Nfld. & Labrador

Lumpfish a 'biological weapon' against sea lice, says CEO of company proposing hatchery

'Lumpsuckers' feed on sea lice, which can be harmful — and even fatal — to salmon.

'Lumpsuckers' feed on sea lice, which can be harmful — and even fatal — to salmon.

An adult lumpfish swims in a tank at the Ocean Sciences Centre in Logy Bay, N.L. where they are being studied for their use in aquaculture. (Jane Adey/CBC)

The Newfoundland and Labrador government is conducting an environmental assessment of a proposal to build a lumpfish hatchery — the first in Canada — in Marystown to service the growing aquaculture industry.

Lumpfish are valued for their roe in the commercial fishery but in aquaculture, they're valued for something else: they feed on sea lice.

Sea lice infestations are one of the biggest challenges in raising farmed salmon. The parasites feed on the mucus, blood and skin of salmon. Large numbers on a fish can be harmful or fatal.

"A lot of the international companies are using cleaner fish in their integrated pest management strategies. And here in Newfoundland it has been tried over the last number of years with great success," said Danny Boyce, facility and business manager of Memorial University's Ocean Sciences Centre, which has conducted the groundwork and research for the hatchery.

Boyce said the lumpfish — sometimes called "lumpsuckers" — swim among the salmon in pens and naturally feed on sea lice, eating it directly off the bodies of salmon.

All of these tanks at the Ocean Sciences Centre in Logy Bay contain juvenile lumpfish used in the local aquaculture industry to try to reduce sea lice in open net pen salmon farming. (Jane Adey/CBC)

"What we're doing here in some of our farms in the Atlantic region are putting in about 10 per cent cleaner fish.

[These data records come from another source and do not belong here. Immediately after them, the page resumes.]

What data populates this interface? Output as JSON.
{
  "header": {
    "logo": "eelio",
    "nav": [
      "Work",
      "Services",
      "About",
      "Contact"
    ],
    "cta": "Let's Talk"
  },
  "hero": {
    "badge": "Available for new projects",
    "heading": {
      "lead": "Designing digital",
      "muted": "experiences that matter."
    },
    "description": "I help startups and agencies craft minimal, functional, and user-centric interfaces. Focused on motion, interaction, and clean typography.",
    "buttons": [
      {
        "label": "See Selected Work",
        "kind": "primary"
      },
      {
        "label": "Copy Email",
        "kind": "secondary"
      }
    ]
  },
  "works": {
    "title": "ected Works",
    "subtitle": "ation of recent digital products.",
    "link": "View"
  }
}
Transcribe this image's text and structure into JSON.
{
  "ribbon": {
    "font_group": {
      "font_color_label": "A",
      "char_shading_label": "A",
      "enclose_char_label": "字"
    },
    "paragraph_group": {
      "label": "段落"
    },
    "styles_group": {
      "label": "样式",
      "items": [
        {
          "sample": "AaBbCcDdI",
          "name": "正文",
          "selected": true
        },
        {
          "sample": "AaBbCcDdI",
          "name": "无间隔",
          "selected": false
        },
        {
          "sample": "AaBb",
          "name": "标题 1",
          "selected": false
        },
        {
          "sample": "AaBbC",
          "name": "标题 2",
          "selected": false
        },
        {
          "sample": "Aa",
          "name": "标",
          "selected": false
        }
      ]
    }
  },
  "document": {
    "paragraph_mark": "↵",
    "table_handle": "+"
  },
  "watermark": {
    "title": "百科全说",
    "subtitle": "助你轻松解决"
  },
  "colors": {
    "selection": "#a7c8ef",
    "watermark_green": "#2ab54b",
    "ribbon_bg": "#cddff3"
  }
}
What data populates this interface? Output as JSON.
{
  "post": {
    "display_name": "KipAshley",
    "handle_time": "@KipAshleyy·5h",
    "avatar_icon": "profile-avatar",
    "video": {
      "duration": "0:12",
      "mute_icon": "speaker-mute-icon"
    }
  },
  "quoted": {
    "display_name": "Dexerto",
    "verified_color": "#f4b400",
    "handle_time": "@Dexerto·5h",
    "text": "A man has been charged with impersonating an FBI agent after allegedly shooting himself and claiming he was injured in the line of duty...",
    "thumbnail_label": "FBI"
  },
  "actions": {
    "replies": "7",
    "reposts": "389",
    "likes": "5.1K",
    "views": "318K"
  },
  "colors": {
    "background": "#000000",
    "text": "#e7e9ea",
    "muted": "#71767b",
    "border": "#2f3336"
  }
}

So say there were 600,000 salmon on a typical farm then we will put in 10 per cent lumpfish," said Boyce.

Marbase, the company that wants to build the hatchery, plans to grow up to three million lumpfish a year.

Marbase chairman and CEO Paul Antle says the construction phase of the hatchery, if approved, will create 60 jobs, while hatchery operation will create 30 year-round jobs.

Danny Boyce, the Ocean Sciences Centre facility and business manager, holds an adult lumpfish. (Jane Adey/CBC)

"If we grow our production capacity then the number of jobs will grow as well," said Antle. 

After the lumpfish are used in salmon pens for up to 24 months, they're harvested and used to make products like pet food.

"We're in the early stages of looking at more of an exit strategy of getting some value for these lumpfish at the end," said Boyce. 

"In Iceland, they actually have a commercial fishery for the smaller males and they're smoking these products and sending them overseas."

But not everyone is convinced about the efficacy of lumpfish.

Bill Bryden of the Newfoundland and Labrador Coalition for Aquaculture Reform, claims that when lumpfish are added to pens with farmed salmon, the fish exchange pathogens.

Bryden also said lumpfish are only partially successful in controlling sea lice.

This tank at Memorial University's Ocean Sciences Centre contains 60,000 juvenile lumpfish. (Jane Adey/CBC)

"All the site workers I spoke with the the past few months revealed that the lumpfish placed in these cages were eaten to death by the lice this summer/fall," wrote Bryden in an email to CBC.

Antle said Bryden is wrong.

"Lumpfish work as a biological weapon for controlling sea lice on Atlantic salmon," he wrote to CBC, noting countries like Norway use lumpfish to eat lice.

Anyone with concerns about the hatchery project can submit comments to the Department of Environment until Jan. 15. The minister's decision is due Jan. 24.

Read more from CBC Newfoundland and Labrador

With files from The Broadcast